Like all gardeners, this year I believe it will go better! I want to have an abundance of flowers so the kids can pick what they like to create bouquets for themselves, friends, and neighbors. And maybe they'll cut some for me, too? A parent can dream. Maybe we'll even try this flower arranging activity!
One thing that is really fun about planting flowers is how varied all the seeds are! From tiny poppy seeds to big round sweet peas, or the miniature broom shape of a bachelor button, seed shapes can be fun to explore with your young gardeners. One of the things that I had great luck with last year was a "Bring Home the Butterflies" flower mix . (The header picture is my little pocket garden in bloom with this mix.) But the seeds are all varied, and it can be a fun guessing game to try to guess which seeds will grow into which plants. Maybe an expert gardener can help out here (that would not be me).
This year I'm planning on a combination of starts from the garden center (lots of snapdragons, as well as coleus and cosmos) plus I'm trying 5-6 types of flowers that can be sowed before the average last frost. Here in Vermont, our growing season is short and this can help with getting flowers in bloom before it gets too cold. Oh and this year I'll just direct sow my zinnias. One thing I will start from seed under grow lights, next to my tomatoes, is this very lovely anniversary aster from our friends at Botanical Interests. These look amazing! Huge white blooms that will either be stunning alone, or mixed in with other cut flowers. Did you know that Botanical Interest will donate $1 for each packet of these asters sold to KidsGardening? We're so honored to be partnering with them, and this will truly be a stand-out addition to your garden. Although eek, will I let my kids just pick these?! Or will those be just for me? Luckily I have many months to figure that out. You can buy these online, or from your local garden retailer.

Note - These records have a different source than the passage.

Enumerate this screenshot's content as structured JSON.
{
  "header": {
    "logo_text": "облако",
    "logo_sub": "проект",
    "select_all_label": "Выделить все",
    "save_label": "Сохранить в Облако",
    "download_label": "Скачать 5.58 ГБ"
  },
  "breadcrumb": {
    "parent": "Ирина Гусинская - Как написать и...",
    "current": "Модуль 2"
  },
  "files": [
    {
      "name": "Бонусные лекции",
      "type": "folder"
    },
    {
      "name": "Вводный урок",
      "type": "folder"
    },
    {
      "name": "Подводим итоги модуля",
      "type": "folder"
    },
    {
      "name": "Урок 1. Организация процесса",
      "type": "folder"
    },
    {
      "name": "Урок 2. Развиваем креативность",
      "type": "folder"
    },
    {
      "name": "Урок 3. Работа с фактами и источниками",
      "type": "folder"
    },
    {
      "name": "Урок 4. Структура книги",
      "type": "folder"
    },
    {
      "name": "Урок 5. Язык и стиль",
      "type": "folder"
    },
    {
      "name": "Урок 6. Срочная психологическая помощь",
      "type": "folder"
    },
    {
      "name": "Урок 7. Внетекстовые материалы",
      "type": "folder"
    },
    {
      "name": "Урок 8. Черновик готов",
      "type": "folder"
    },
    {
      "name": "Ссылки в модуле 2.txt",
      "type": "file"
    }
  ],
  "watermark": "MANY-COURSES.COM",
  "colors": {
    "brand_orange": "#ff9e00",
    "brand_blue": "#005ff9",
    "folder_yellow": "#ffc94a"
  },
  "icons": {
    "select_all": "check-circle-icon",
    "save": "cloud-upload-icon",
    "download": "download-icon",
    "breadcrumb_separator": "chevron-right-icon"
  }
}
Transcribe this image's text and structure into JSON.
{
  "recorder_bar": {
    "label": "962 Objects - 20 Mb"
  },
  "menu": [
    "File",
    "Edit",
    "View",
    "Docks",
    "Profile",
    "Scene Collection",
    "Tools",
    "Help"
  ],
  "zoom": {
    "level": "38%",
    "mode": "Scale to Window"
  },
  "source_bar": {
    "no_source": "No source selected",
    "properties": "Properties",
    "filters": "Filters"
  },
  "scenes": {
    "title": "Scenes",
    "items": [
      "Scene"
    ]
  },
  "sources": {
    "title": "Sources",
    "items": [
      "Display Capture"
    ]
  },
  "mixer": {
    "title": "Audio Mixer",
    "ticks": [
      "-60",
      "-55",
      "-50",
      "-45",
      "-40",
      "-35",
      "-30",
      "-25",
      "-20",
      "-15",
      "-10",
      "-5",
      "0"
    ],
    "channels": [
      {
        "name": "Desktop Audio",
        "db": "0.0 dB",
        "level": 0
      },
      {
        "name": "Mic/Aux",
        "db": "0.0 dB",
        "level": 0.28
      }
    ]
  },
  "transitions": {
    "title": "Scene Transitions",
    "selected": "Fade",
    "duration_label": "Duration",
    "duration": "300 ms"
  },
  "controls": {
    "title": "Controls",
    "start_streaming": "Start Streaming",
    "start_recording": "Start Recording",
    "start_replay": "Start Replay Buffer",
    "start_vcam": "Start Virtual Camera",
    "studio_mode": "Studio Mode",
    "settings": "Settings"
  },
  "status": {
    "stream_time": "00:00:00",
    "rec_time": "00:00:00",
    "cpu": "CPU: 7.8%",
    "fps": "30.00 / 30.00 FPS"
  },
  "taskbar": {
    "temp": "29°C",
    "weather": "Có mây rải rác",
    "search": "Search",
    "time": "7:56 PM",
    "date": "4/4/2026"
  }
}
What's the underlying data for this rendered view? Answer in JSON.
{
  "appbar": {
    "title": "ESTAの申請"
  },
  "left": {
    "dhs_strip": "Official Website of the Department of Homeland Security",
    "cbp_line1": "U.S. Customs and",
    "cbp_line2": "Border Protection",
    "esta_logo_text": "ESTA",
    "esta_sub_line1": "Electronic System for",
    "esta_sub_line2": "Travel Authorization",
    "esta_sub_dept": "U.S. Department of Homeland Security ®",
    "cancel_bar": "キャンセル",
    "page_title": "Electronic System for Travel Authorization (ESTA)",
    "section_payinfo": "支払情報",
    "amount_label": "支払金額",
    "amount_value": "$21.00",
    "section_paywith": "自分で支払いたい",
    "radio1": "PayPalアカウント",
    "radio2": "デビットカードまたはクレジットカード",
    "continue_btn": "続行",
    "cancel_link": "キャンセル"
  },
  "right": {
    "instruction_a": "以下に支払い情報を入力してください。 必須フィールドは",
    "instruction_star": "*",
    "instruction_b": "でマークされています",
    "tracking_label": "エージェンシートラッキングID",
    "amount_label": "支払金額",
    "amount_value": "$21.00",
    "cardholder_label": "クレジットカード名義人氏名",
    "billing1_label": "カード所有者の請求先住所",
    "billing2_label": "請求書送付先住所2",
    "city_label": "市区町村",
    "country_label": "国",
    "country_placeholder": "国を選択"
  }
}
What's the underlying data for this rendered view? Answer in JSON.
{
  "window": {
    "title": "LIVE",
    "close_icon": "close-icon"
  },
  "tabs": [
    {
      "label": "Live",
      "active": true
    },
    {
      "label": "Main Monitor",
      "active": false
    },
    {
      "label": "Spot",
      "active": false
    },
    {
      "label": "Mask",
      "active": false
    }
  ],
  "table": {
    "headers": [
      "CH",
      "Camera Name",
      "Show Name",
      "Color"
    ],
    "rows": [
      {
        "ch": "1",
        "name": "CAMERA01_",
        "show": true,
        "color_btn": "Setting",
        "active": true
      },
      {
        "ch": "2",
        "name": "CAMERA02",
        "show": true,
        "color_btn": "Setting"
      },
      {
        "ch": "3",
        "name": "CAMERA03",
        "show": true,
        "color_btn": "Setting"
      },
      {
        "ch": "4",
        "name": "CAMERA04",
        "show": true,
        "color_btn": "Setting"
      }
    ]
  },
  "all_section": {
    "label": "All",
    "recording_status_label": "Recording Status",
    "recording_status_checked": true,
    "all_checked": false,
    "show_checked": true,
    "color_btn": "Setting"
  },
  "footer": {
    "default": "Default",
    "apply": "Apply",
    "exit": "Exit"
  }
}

- This week: National Children & Youth Garden Symposium, July 7-9
- GroPride: Supporting LGBTQ+ youth through gardening
- Kids Love School Gardens
- Building a “Fairy Tail” Garden
- Kids Garden Month is here!
- Valentine’s Day Cards for Garden Lovers
- 2020 Gift Guide
- Celebrate Soils with KidsGardening!
- 2021 Gardening Grants
- Building Classroom Community through Cuisine